Pride and Reflections
Respect, rights and repression.
These are three things I never have had to worry about growing up as a white male in the USA.
Even though I grew up in the Bay Area and learned early about gay rights and the challenges and problems the LGBTQ community faced – I never really completely processed the issues. Or really humanized how awful this community has been traditionally treated in our country. My eyes were opened more when I had friends who came out over the years and I worked professionally with LGBTQ co-workers. But Gay Pride felt like a “their” problem and not an “our” problem. And for this I feel ashamed.
I can say the same when it comes to Black Lives Matter and racial injustices that have become front and center for all of us in America. I’ve seen the videos. I’ve had black friends and I’ve tried to educate myself at least minimally – asking if they’d been pulled over for driving while black. The answer of course was yes – many times. And I’d shake my head and wonder how it could be true – how could there be such different experiences just because of skin color. But I didn’t take it any further. Since I considered myself to not be racist, I thought that was enough. But it wasn’t – and isn’t. And I’ve since learned that there were still areas that I was racist – and needed to change. Furthermore, “not being a racist” isn’t enough to impact real change when there is such injustice that needs to be addressed. I’ve made a commitment to be anti-racist – whenever and however I have that opportunity.
When I first saw the gruesome video of George Floyd’s murder on Twitter, I instantly knew this was different. It felt different for me personally. I couldn’t watch it without feeling physically sick. Yes, the previous videos of innocent black men getting killed were incredibly disturbing – and unbelievable to me. But this touched a raw nerve like nothing else. Not just for me. But for our entire country.
Where does KDMC fit into all of this?
KDMC is a collection of incredibly talented communication professionals – nearly all of whom are women. We work primarily with small businesses across the country – including fertility clinics who are proud to support LGBTQ family building.

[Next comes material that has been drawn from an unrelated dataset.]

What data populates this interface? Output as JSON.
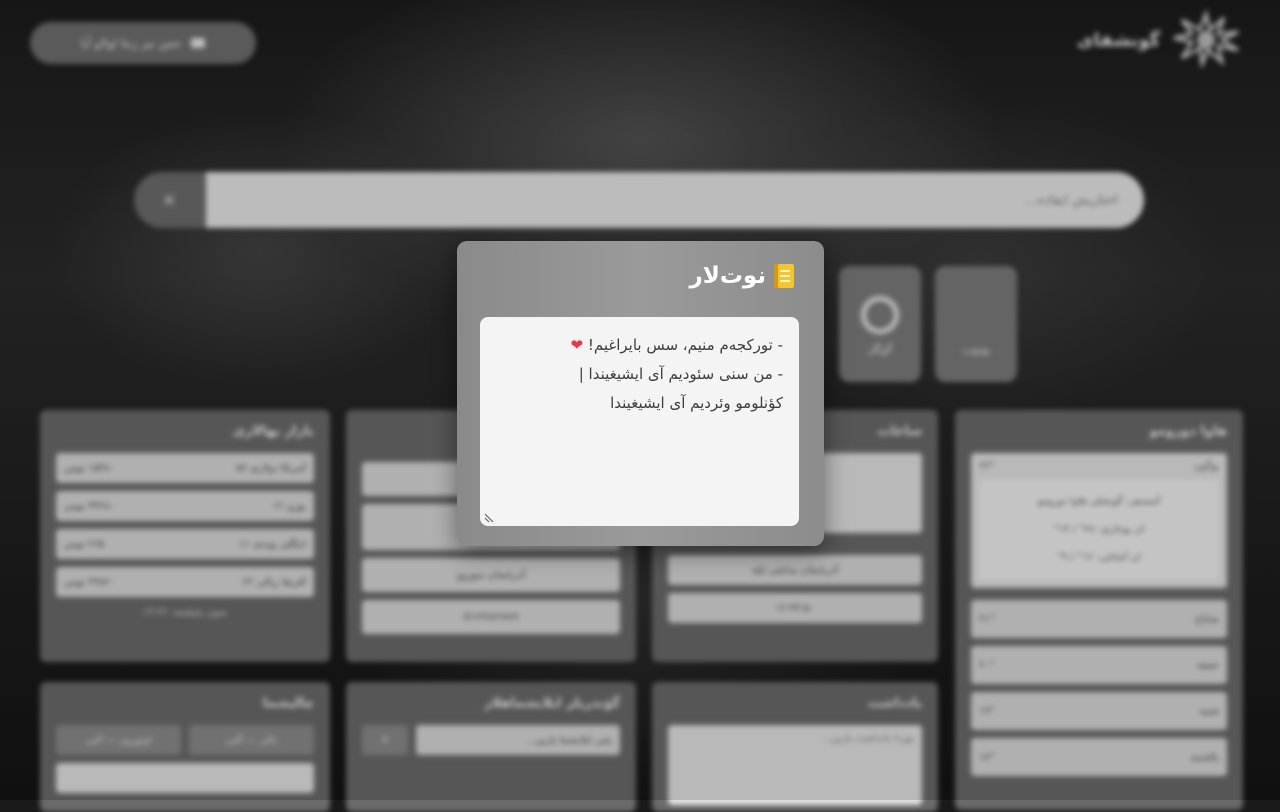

I want KDMC to be an agent of change in our community. We’ve previously made a commitment to support local nonprofits with pro bono support and have also assisted very small businesses by providing marketing services at a steep discount in an attempt to help them gain their marketing footing. But I want us to do more. Our talents and resources put us in a unique position to help both with message development – as well as message distribution. If you’re a black-owned business who needs help with your marketing, contact us. We will help.
Marketing is a field that is under-represented by minority communities and this must also change. KDMC will be more proactive in seeking out employees, partners and other resources who better reflect the diverse population we’re supposed to represent and communicate with on behalf of our clients. We will work internally to create a process to proactively seek professionals at different levels of their careers and become part of our KDMC family.
Is this enough? Definitely not. But I hope it’s a start of something more and bigger. I want to listen more and learn more. And I want to make sure that we are continuously and consciously anti-racist and anti-discriminatory with our actions and support of organizations who work in these areas.
If you have ideas or suggestions how you’d like to see KDMC do more, please let me know at David@KauferDMC.com.
Founder & Chief Dynamic Officer
A proud member of the WSI global network
Published June 11, 2020.
Categories: Kaufer DMC